§ ACTIVITY
The data is to be repeated exactly, with the images removed.

§ DATA EXTRACTS

************

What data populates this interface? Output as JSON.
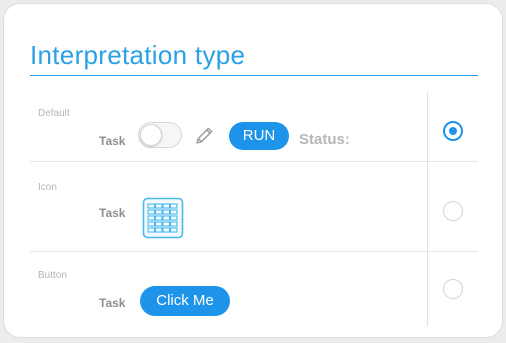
{
  "panel": {
    "title": "Interpretation type"
  },
  "options": [
    {
      "label": "Default",
      "task_label": "Task",
      "run_label": "RUN",
      "status_label": "Status:",
      "selected": true
    },
    {
      "label": "Icon",
      "task_label": "Task",
      "icon": "table-grid-icon",
      "selected": false
    },
    {
      "label": "Button",
      "task_label": "Task",
      "button_label": "Click Me",
      "selected": false
    }
  ],
  "colors": {
    "accent": "#1e93ea",
    "title": "#2aa0e6",
    "muted_text": "#b5b5b5"
  }
}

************

§ EXERCISE SOLUTION
What data populates this interface? Output as JSON.
{
  "panel": {
    "title": "Interpretation type"
  },
  "options": [
    {
      "label": "Default",
      "task_label": "Task",
      "run_label": "RUN",
      "status_label": "Status:",
      "selected": true
    },
    {
      "label": "Icon",
      "task_label": "Task",
      "icon": "table-grid-icon",
      "selected": false
    },
    {
      "label": "Button",
      "task_label": "Task",
      "button_label": "Click Me",
      "selected": false
    }
  ],
  "colors": {
    "accent": "#1e93ea",
    "title": "#2aa0e6",
    "muted_text": "#b5b5b5"
  }
}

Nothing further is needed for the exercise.